Cosmic Rays and Space Nerds with Smartphones

Cosmic Rays and Space Nerds with Smartphones

When we look up at a beautifully dark numinous night sky we can embrace our inner nerd and childishly exclaim “Wow”! (We hope to be able to continue to do this without Elon Musk’s Starlink constellation spoiling the view!)

The universe can show us very energetic particles as cosmic rays and several experiments are in train to use this resource to better our understanding of the cosmos and perhaps basic physics. You can even help by using your smartphone –

Cosmic Ray Extremely Distributed Observatory - CREDO (see Symmetry article here) and Adam Rutherford reports on the BBC’s Inside Science podcast here (about 6 minutes in). If anyone can help them develop an IOS compatible app for their project we are sure the mainly Polish led team would be cosmically grateful.

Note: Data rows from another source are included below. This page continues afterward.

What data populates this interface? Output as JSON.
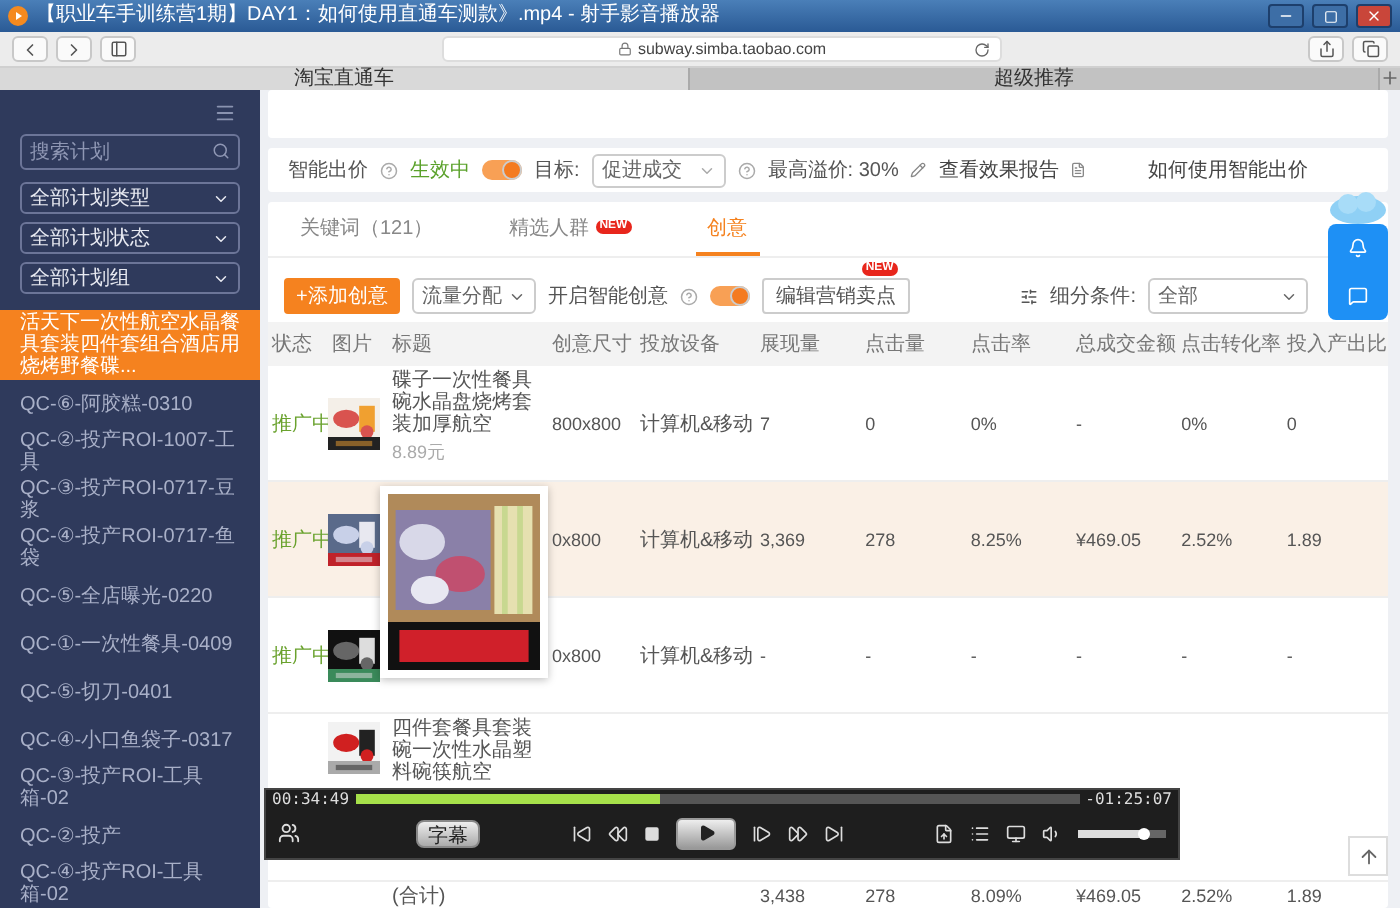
{
  "window": {
    "title": "【职业车手训练营1期】DAY1：如何使用直通车测款》.mp4 - 射手影音播放器"
  },
  "browser": {
    "url": "subway.simba.taobao.com",
    "tabs": [
      {
        "label": "淘宝直通车",
        "selected": true
      },
      {
        "label": "超级推荐",
        "selected": false
      }
    ]
  },
  "sidebar": {
    "search": {
      "placeholder": "搜索计划"
    },
    "filters": [
      "全部计划类型",
      "全部计划状态",
      "全部计划组"
    ],
    "items": [
      {
        "label": "活天下一次性航空水晶餐具套装四件套组合酒店用烧烤野餐碟...",
        "selected": true
      },
      {
        "label": "QC-⑥-阿胶糕-0310",
        "selected": false
      },
      {
        "label": "QC-②-投产ROI-1007-工具",
        "selected": false
      },
      {
        "label": "QC-③-投产ROI-0717-豆浆",
        "selected": false
      },
      {
        "label": "QC-④-投产ROI-0717-鱼袋",
        "selected": false
      },
      {
        "label": "QC-⑤-全店曝光-0220",
        "selected": false
      },
      {
        "label": "QC-①-一次性餐具-0409",
        "selected": false
      },
      {
        "label": "QC-⑤-切刀-0401",
        "selected": false
      },
      {
        "label": "QC-④-小口鱼袋子-0317",
        "selected": false
      },
      {
        "label": "QC-③-投产ROI-工具箱-02",
        "selected": false
      },
      {
        "label": "QC-②-投产",
        "selected": false
      },
      {
        "label": "QC-④-投产ROI-工具箱-02",
        "selected": false
      }
    ]
  },
  "smart_bid": {
    "label": "智能出价",
    "status": "生效中",
    "on": true,
    "goal_label": "目标:",
    "goal": "促进成交",
    "max_premium": "最高溢价: 30%",
    "report_link": "查看效果报告",
    "help_link": "如何使用智能出价"
  },
  "tabs": [
    {
      "label": "关键词（121）",
      "selected": false
    },
    {
      "label": "精选人群",
      "badge": "NEW",
      "selected": false
    },
    {
      "label": "创意",
      "selected": true
    }
  ],
  "toolbar": {
    "add_button": "+添加创意",
    "traffic_select": "流量分配",
    "smart_label": "开启智能创意",
    "smart_on": true,
    "edit_button": "编辑营销卖点",
    "edit_badge": "NEW",
    "filter_label": "细分条件:",
    "filter_value": "全部"
  },
  "table": {
    "columns": [
      "状态",
      "图片",
      "标题",
      "创意尺寸",
      "投放设备",
      "展现量",
      "点击量",
      "点击率",
      "总成交金额",
      "点击转化率",
      "投入产出比"
    ],
    "rows": [
      {
        "status": "推广中",
        "title": "碟子一次性餐具碗水晶盘烧烤套装加厚航空",
        "price": "8.89元",
        "highlighted": false,
        "cells": [
          "800x800",
          "计算机&移动",
          "7",
          "0",
          "0%",
          "-",
          "0%",
          "0"
        ]
      },
      {
        "status": "推广中",
        "highlighted": true,
        "cells": [
          "0x800",
          "计算机&移动",
          "3,369",
          "278",
          "8.25%",
          "¥469.05",
          "2.52%",
          "1.89"
        ]
      },
      {
        "status": "推广中",
        "highlighted": false,
        "cells": [
          "0x800",
          "计算机&移动",
          "-",
          "-",
          "-",
          "-",
          "-",
          "-"
        ]
      },
      {
        "title": "四件套餐具套装碗一次性水晶塑料碗筷航空",
        "highlighted": false
      }
    ],
    "total": {
      "label": "(合计)",
      "cells": [
        "3,438",
        "278",
        "8.09%",
        "¥469.05",
        "2.52%",
        "1.89"
      ]
    }
  },
  "player": {
    "elapsed": "00:34:49",
    "remaining": "-01:25:07",
    "progress": {
      "level": 0.42
    },
    "subtitle_button": "字幕",
    "volume": {
      "level": 0.75
    }
  }
}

And UCI’s Daniel Whiteson discusses CRAYFIS, his version of a smartphone powered cosmic ray detector (and his unconventional ways of making research fun, productive and instructive) with Dan Hooper in a Why This Universe podcast (about 88 minutes in).



“I am and ever will be a white socks, pocket protector, nerdy engineer born under the second law of thermodynamics, steeped in steam tables, in love with free body diagrams, transformed by Laplace and propelled by compressable flow” Neil Armstrong

“Being a geek is all about being honest about what you enjoy and not being afraid to demonstrate that affection. It means never having to play it cool about how much you like something. Its basically a license to proudly emote on a somewhat childish level rather than behave like a supposed adult. Being a geek is extremely liberating” Simon Pegg Educationalist

“A nerd is a superbrain fixated with a thing. Being around a nerd is usually exhilarating because they are touched by genius and you learn so much. A geek is someone who may look like a nerd who also works with high tech but who is quite a mediocre person of average intelligence”. Michelle Miller

“Every single discipline in STEM has a creative element to it. Idea generation, knowledge exchange, growth mindsets and problem solving, successful translation and innovation all require innovative thinking.” Marguerite Evans-Galea, read the article here

Back to blog